A major shift in culture occurred around 20,000 years ago during the icy Last Glacial Maximum, resulting in a new style of rock art — one that focused on the human world. According to the researchers, the artists in this phase preferred a dark mulberry-purple color and painted hand stencils, abstract signs, and human-like figures wearing elaborate headdresses and engaging in various activities such as hunting or ritualistic dancing.
“We don’t know if these [various types of cave art] are from two different groups of humans or if they represent the evolution of a specific culture,” Aubert explained. “We intend to conduct archaeological excavations in those caves in order to learn more about these unknown artists.”
According to the researchers, the final phase of rock art includes humanlike figures, boats, and geometric designs that were mostly drawn with black pigments. This type of art is found throughout Indonesia and may have originated with Asian Neolithic farmers who moved into the region around 4,000 years ago or more recently, according to the researchers.
Borneo (Earth’s third-largest island) was on the easternmost edge of Eurasia during the last ice age.
“It now appears that two early cave art provinces arose at the same time in remote corners of Paleolithic Eurasia: one in Europe, and one at the opposite end of this ice age world,” said study co-researcher Adam Brumm, an associate professor of archaeology at Griffith University, in a statement.
According to Aubert, rock art may have spread from Eurasia to Sulawesi, where the babirusa drawing is found, before colonizing humans spread it further to places like Australia.
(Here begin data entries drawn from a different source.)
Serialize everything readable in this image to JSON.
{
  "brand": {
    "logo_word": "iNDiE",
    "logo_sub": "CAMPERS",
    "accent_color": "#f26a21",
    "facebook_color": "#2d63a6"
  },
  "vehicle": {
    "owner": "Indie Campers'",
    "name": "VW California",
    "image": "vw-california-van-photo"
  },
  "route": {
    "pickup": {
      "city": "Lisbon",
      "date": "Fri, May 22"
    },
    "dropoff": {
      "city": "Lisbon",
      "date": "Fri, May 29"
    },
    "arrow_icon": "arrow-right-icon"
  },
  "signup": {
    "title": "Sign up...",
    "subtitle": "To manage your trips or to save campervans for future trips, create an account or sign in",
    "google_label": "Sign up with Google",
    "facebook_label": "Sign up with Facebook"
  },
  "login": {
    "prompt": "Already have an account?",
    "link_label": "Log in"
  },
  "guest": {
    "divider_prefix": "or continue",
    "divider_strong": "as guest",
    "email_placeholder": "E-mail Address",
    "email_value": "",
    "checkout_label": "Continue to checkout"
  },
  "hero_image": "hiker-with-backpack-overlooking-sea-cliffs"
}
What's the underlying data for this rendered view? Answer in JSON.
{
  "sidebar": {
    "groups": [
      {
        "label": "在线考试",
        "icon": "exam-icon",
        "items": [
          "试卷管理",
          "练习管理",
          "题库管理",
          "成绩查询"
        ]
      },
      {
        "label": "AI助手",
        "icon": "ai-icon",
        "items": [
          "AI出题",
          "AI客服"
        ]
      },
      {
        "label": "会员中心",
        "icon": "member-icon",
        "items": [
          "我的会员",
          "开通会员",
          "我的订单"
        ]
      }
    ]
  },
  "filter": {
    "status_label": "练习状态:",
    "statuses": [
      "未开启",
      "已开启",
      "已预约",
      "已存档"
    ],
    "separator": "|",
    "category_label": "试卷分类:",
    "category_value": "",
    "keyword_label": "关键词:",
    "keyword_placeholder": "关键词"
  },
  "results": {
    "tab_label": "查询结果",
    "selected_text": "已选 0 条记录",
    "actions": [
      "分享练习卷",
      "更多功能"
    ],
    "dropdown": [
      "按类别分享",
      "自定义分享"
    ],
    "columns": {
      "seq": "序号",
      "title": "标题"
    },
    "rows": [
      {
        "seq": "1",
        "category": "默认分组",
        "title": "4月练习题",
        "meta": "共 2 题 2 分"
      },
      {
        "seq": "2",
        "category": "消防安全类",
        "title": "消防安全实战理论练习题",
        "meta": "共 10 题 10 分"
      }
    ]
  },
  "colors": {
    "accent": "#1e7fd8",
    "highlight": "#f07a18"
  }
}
The new discovery adds to the evidence that “the earliest art consisted of large animals painted in a remarkably naturalistic style, with emphasis on the musculature and form of the animal’s body,” according to Susan O’Connor, an archaeology professor at Australian National University who was not involved in the research.
“The location of these ancient paintings of animals and hand stencils may mark the passage of the first modern humans as they moved through mainland Asia and out into the islands of Wallacea, lying between the mainland and continental Sahul (Australia and New Guinea, which were joined at this time,” O’Connor explained in an email to Live Science. “Art could have been used to mark and ‘humanize’ these new and unfamiliar landscapes.”
The newly discovered cave art fits the emerging picture of early humans. “Once they spread out across Eurasia, they developed, after about 40,000 years ago, the desire (or ability) to produce figurative art,” Christopher Henshilwood, director of the Centre for Early Sapiens Behaviour at the University of Bergen in Norway, who wasn’t involved with the study, told Live Science in an email. “This discovery in Indonesia adds to our understanding of the evolution of figurative art, possibly first in Asia, then in Europe and Africa.” (According to Henshilwood, Africa’s oldest figurative art dates back about 30,000 years to the Apollo 11 Cave in Namibia.)